Custis said only: "Paroquets very numerous. They are always large flocks." He identified them as Psittacus carolinensis (psit-TACK-us care-oh-lin-EN-sis); they are now officially Conuropsis carolinensis Gmelin (con-your-OP-sis care-oh-lin-EN-sis). The generic name means "having the appearance of" a parrot; the specific epithet means "of Carolina."
Meriwether Lewis mentioned having "observed a great number of Parrot queets" near the mouth of the Kansas River on June 26, 1804, just six weeks up the Missouri. In a partial summary of plants and animals observed, including their general locations, Clark records, "Parotqueet is Seen as high as the Mahar Village 836 ms," which would have been in the vicinity of today's Sioux City, Iowa.
The lower Red River valley hosted a large concentration of them, and they were still found in northeast Texas in the 1880s. Farmers considered them nuisances, and the makers of ladies hats found their plumage attractive and cheap, so the birds were steadily killed off.
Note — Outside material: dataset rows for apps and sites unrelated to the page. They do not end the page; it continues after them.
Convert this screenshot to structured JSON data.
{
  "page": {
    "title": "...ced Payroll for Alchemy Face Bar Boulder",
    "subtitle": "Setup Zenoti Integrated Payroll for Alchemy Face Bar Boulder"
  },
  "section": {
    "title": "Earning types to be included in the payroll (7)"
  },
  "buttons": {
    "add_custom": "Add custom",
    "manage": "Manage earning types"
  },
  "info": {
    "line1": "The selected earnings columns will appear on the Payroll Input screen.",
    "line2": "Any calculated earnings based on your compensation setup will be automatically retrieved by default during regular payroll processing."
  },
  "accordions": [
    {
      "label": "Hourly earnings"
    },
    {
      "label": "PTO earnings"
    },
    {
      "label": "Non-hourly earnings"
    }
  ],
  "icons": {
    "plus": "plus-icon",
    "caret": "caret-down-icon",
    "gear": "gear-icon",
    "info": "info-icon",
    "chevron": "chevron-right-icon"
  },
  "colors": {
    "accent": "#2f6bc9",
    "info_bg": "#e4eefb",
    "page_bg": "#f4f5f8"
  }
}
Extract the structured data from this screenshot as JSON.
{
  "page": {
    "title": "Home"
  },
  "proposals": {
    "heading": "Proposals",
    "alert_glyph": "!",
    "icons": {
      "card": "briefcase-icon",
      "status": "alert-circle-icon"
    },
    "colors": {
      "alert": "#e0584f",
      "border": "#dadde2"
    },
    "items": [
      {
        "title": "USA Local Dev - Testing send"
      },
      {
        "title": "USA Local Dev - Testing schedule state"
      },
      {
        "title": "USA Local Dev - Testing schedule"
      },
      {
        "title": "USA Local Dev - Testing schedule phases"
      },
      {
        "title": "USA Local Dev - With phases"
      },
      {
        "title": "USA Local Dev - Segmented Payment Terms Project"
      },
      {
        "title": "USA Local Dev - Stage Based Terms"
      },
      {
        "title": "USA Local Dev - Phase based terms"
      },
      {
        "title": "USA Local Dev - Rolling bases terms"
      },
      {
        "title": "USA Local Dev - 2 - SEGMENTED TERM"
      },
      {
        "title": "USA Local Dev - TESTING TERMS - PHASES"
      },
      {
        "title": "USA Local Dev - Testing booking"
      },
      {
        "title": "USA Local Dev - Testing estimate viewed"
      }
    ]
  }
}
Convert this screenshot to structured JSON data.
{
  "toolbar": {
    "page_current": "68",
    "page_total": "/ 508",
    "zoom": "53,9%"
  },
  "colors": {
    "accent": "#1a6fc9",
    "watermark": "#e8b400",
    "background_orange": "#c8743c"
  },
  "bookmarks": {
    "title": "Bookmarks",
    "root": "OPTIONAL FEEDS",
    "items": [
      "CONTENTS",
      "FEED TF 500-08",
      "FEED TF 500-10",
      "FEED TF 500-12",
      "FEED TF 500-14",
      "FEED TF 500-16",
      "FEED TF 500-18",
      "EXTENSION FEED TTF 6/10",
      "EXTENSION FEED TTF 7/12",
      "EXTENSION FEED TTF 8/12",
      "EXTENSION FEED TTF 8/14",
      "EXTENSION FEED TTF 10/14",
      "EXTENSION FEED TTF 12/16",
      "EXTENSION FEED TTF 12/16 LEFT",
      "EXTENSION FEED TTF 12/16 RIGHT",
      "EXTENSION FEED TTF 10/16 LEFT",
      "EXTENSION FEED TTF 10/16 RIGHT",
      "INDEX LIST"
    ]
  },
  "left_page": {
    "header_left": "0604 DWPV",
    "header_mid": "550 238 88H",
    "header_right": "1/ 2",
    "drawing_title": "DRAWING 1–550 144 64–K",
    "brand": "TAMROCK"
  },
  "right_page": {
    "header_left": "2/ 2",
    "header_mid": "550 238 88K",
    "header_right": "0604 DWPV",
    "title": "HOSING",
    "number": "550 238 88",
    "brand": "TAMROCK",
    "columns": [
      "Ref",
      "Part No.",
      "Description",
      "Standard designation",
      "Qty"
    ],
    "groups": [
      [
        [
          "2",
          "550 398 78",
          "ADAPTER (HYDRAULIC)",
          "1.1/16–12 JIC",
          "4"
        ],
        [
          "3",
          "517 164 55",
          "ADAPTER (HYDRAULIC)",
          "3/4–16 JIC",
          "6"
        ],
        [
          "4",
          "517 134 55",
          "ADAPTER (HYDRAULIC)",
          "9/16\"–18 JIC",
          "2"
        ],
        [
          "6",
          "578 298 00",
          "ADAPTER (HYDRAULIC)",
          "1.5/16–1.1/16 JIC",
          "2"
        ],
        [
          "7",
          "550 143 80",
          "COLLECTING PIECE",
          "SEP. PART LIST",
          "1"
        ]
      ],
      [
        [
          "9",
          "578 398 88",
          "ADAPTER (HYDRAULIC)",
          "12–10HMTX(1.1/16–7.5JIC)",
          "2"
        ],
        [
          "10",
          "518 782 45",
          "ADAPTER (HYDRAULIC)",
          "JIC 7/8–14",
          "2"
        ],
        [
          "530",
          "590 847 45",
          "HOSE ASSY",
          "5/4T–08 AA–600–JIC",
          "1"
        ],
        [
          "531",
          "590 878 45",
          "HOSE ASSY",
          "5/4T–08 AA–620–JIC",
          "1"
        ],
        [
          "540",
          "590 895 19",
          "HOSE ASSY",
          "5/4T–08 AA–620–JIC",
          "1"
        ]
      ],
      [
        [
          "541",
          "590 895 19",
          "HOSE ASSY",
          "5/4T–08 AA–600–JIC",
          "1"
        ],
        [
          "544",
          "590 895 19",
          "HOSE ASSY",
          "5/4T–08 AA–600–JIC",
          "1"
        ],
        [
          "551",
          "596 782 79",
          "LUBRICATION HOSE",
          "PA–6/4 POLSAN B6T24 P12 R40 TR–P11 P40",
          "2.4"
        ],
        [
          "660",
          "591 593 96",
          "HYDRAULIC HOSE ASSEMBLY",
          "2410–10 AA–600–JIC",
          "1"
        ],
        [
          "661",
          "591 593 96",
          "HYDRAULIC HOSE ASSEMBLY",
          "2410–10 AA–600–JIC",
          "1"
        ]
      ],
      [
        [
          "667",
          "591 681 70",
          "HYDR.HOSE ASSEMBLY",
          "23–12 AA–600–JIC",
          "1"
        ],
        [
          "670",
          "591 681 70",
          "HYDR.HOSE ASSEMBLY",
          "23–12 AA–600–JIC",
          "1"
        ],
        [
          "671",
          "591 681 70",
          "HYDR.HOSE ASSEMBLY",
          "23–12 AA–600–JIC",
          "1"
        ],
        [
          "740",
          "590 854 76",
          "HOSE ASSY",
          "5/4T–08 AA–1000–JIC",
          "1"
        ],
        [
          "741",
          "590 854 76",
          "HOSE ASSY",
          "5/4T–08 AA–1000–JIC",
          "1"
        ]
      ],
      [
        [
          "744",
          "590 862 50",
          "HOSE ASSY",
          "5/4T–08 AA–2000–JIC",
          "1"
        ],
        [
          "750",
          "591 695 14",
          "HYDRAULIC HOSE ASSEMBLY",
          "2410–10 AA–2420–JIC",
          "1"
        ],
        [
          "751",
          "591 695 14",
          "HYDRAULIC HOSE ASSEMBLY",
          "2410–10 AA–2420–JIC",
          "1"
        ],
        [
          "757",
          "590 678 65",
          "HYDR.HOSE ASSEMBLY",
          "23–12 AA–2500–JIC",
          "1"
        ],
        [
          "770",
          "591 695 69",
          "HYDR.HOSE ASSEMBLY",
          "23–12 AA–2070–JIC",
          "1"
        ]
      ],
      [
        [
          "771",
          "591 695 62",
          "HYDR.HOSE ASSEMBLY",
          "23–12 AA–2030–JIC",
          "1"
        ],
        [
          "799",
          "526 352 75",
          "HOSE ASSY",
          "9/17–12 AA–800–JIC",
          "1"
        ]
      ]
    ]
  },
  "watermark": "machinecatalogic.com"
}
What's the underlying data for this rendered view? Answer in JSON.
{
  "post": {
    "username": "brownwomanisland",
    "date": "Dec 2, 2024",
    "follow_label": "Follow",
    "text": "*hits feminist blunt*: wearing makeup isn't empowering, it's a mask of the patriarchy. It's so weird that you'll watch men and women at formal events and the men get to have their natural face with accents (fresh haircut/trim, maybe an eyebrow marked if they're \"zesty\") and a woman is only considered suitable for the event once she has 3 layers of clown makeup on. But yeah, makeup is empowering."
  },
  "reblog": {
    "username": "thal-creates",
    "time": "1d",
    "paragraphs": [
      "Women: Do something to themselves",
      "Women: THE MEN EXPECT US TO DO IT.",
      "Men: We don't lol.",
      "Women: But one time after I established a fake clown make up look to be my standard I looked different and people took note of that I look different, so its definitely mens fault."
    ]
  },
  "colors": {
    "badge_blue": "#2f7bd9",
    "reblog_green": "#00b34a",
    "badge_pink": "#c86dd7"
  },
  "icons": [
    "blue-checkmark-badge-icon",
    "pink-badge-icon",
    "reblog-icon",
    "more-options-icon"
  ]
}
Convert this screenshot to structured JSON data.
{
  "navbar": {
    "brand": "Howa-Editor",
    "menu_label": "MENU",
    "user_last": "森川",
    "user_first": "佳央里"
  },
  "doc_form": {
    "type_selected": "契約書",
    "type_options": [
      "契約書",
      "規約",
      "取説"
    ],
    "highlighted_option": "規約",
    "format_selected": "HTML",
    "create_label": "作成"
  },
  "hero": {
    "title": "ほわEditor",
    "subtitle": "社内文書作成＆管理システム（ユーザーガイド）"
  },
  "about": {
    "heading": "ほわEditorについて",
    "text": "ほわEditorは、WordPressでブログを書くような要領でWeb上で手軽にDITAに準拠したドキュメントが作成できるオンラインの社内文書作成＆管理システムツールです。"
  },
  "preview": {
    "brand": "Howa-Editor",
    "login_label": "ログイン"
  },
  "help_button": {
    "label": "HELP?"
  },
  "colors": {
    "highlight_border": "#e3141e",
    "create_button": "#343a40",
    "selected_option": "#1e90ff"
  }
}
A wild flock of an eastern subspecies survived in the Santee Swamp of South Carolina until the 1930s, when their habitat was inundated by the Santee-Cooper hydroelectric project.
Based on Flores, J&SE, 221-22 and note 58
Louisiana fox squirrel, Sciurus niger ludovicianus
The Louisiana fox squirrel, Sciurus niger ludovicianus Custis (SKY-your-us NIGH-jer loo-doh-vee-kee-AYE-nus;"shade-tail black [of] Louisiana") is the only mammal Custis observed that is now credited to him, although he was the first to observe three distinct species of squirrels—a division not recognized by other naturalists until the middle of the twentieth century—and provided an accurate, if much abbreviated, description of this one. This mammal's generic name, Sciurus, indicates the use of its tail for shade when resting.
Certainly Custis did not go into as much detail in any of his descriptions as Lewis almost routinely did. As Professor Flores points out, Custis was not an experienced field naturalist, and his published summary of his observations, as edited by Nicholas King, was essentially worthless.6
The fox squirrel is the largest of the tree squirrel species, reaching an average maximum length of 27 inches. Its underfur is black on the upper part of its body, but the coarse guard hairs being tricolored, especially in the northern part of its geographical range, may give its coat a grizzled effect. Its ears, cheeks, throat and underparts are typically reddish-yellow or yellowish-brown, or buff. The characteristically long, reddish bushy tail from which the fox squirrel takes its common name, is obscured in this photo.
6. Dan Flores, Jefferson & Southwestern Exploration: the Freeman & Custis Accounts of the Red River Expedition of 1806, (Norman: University of Oklahoma Press, 1984), 228-29 and note 87